BP describes the SEEP as a scalable project, implying that it can increase its
capacity later. Presumably this would depend on Turkmen gas reaching Azerbaijan
across the Caspian Sea. The SEEP, however, does not involve a linear, easily
scalable pipeline, but (as BP implies) a patchwork of pipelines, pipeline
sections, and inter-connectors, all with varying parameters, characteristics,
Scaling up the capacity across such a heterogeneous system needs to be
explained more convincingly. Accessing Turkmen gas via Azerbaijan is a high
priority of the EU's external energy policy. Mandated by the EU's 27 member
countries, the European Commission is negotiating with Turkmenistan and

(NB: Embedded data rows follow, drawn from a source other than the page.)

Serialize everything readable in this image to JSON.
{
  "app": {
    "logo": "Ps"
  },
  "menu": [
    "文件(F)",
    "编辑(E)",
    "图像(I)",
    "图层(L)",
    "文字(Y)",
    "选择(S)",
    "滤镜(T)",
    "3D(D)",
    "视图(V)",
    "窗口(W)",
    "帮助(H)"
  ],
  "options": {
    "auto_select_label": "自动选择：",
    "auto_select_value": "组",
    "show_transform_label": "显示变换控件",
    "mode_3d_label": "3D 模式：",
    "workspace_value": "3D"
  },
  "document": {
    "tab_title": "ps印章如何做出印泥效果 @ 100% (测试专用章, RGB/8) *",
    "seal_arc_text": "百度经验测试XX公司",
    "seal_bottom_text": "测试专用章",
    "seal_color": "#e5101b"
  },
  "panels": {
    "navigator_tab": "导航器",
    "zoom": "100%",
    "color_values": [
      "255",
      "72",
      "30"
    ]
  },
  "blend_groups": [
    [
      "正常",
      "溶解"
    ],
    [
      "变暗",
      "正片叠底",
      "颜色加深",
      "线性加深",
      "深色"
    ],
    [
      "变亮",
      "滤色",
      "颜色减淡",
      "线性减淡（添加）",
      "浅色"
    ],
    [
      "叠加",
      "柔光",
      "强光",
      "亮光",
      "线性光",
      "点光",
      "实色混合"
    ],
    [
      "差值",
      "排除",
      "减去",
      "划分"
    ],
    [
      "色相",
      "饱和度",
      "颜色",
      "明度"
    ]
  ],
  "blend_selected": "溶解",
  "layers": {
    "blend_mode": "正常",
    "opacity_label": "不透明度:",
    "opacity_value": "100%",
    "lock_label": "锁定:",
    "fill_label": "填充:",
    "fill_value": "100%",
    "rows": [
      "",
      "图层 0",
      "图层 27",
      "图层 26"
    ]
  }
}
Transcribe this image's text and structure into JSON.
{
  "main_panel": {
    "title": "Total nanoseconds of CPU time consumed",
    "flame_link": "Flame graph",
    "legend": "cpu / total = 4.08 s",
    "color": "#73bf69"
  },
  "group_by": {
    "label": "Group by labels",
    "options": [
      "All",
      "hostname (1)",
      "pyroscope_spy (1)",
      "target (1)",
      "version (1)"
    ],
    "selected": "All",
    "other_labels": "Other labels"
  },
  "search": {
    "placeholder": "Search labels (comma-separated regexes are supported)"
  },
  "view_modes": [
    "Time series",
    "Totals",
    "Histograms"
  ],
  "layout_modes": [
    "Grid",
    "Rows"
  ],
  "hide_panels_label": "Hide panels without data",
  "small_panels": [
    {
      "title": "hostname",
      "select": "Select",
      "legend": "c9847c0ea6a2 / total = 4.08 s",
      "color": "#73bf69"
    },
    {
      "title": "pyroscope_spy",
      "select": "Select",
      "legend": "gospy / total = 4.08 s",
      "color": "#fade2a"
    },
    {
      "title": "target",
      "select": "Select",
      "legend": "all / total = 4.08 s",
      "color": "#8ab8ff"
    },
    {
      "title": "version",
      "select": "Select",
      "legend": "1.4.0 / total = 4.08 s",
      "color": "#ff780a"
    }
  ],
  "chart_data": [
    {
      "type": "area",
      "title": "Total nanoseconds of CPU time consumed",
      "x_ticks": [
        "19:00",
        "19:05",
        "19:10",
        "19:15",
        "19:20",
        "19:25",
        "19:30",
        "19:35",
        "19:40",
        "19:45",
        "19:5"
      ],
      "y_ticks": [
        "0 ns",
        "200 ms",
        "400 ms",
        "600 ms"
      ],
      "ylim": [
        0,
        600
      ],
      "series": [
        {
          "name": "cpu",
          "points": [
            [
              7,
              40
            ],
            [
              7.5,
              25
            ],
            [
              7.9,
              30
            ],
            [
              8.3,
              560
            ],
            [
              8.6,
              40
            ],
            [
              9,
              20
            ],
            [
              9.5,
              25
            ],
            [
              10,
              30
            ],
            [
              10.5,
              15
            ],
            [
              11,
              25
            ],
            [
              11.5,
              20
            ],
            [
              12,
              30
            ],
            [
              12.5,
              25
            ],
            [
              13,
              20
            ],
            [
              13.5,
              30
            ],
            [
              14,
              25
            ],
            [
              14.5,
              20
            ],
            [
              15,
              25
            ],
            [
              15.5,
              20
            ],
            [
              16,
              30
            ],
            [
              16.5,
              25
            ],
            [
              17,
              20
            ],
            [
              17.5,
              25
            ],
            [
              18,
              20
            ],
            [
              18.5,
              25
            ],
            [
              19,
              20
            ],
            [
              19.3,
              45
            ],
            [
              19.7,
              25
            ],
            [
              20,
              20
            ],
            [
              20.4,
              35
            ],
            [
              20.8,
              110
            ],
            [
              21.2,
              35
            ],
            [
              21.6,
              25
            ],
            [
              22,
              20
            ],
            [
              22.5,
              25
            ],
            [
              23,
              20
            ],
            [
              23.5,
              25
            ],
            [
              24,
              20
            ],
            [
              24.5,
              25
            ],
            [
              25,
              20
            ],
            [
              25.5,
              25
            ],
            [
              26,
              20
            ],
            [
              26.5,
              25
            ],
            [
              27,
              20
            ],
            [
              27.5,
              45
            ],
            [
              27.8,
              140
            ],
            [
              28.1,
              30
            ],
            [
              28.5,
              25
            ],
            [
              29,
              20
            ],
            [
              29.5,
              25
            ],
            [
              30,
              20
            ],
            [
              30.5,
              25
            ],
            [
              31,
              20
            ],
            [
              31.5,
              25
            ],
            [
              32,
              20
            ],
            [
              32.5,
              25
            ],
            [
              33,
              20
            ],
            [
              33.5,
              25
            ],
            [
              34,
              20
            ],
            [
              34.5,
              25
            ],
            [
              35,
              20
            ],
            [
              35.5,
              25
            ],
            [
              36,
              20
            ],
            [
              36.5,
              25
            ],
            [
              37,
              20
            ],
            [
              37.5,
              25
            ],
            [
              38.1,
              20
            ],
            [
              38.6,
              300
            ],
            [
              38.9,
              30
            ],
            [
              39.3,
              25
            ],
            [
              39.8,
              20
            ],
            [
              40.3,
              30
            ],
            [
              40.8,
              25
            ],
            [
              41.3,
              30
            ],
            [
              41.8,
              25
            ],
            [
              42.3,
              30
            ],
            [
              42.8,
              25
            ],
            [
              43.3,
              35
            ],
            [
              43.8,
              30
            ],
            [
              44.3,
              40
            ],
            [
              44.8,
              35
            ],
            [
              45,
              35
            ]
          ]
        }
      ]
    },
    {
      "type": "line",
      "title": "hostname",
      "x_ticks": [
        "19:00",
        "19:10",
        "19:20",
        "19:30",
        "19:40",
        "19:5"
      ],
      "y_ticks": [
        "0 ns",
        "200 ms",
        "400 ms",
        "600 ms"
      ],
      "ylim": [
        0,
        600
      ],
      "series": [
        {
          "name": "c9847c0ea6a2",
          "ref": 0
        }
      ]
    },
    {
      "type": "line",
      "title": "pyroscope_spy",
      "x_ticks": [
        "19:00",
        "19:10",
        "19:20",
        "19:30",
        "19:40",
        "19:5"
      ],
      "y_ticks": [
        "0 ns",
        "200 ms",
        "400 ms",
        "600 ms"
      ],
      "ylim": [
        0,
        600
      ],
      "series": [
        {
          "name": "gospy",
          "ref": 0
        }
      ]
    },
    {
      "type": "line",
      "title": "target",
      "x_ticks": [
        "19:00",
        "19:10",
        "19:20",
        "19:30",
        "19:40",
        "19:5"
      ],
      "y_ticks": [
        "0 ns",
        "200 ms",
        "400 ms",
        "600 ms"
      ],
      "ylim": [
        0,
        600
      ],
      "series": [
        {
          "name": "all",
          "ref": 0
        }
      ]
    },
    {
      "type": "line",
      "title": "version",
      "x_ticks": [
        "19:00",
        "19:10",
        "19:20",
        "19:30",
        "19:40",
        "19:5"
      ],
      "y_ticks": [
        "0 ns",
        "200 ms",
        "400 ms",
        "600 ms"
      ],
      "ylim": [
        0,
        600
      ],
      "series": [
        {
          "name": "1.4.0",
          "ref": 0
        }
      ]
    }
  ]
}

Azerbaijan on a trans-Caspian pipeline.
European Energy Commissioner Guenther Oettinger has reacted to these latest
developments with diplomatically phrased expressions of concern.
On gas pipeline options via Turkey, he stated that "Pipeline options within
Turkey are led by Nabucco; but alternative options [involving] dedicated
infrastructure under a strong legal framework are also being considered." On
the legal framework: as with the 2009 Nabucco IGAs, "this needs to be
compatible with EU law." On access for Turkmen gas: "Whichever option is
chosen, there must be mechanisms to allow for new gas from Turkmenistan."
Citing the January 13, 2011 joint declaration by President Ilham Aliyev and
European Commission President Manuel Barroso on Caspian gas, the commission
intends to discuss with Azerbaijan, Georgia, and Turkey all the pipeline
options, with the aim of reaching agreement on the best option.
The Izmir agreements and SEEP initiative seem to leave no gas volumes available
for the Interconnector Turkey-Greece-Italy (ITGI) and the Trans-Adriatic
Pipeline (TAP, connecting Turkey via Greece and Albania to Italy). Those two
projects, at 10 bcm of gas annually for each, competed against Nabucco in the
zero-sum contest over Shah Deniz gas. SEEP is the fourth, last entrant in the
The most influential players involved are interested mainly in supplying Balkan
and Central European countries with gas. The geographies of Nabucco and SEEP
closely overlap in that direction. Each plans for its gas flow to turn north
from Turkey into Bulgaria, and onward to Central Europe. Apart from 1 bcm or 2
bcm annually that Azerbaijan plans to deliver via Turkey to Greece, no other
volumes are known to be planned for delivery westward of Bulgaria at this
Vladimir Socor is a Senior Fellow of the Washington-based Jamestown
Foundation and its flagship publication, Eurasia Daily Monitor. An
internationally recognized expert on the former Soviet-ruled countries in
Eastern Europe, the South Caucasus, and Central Asia, Mr Socor is a
Romanian-born citizen of the United States based in Munich, Germany.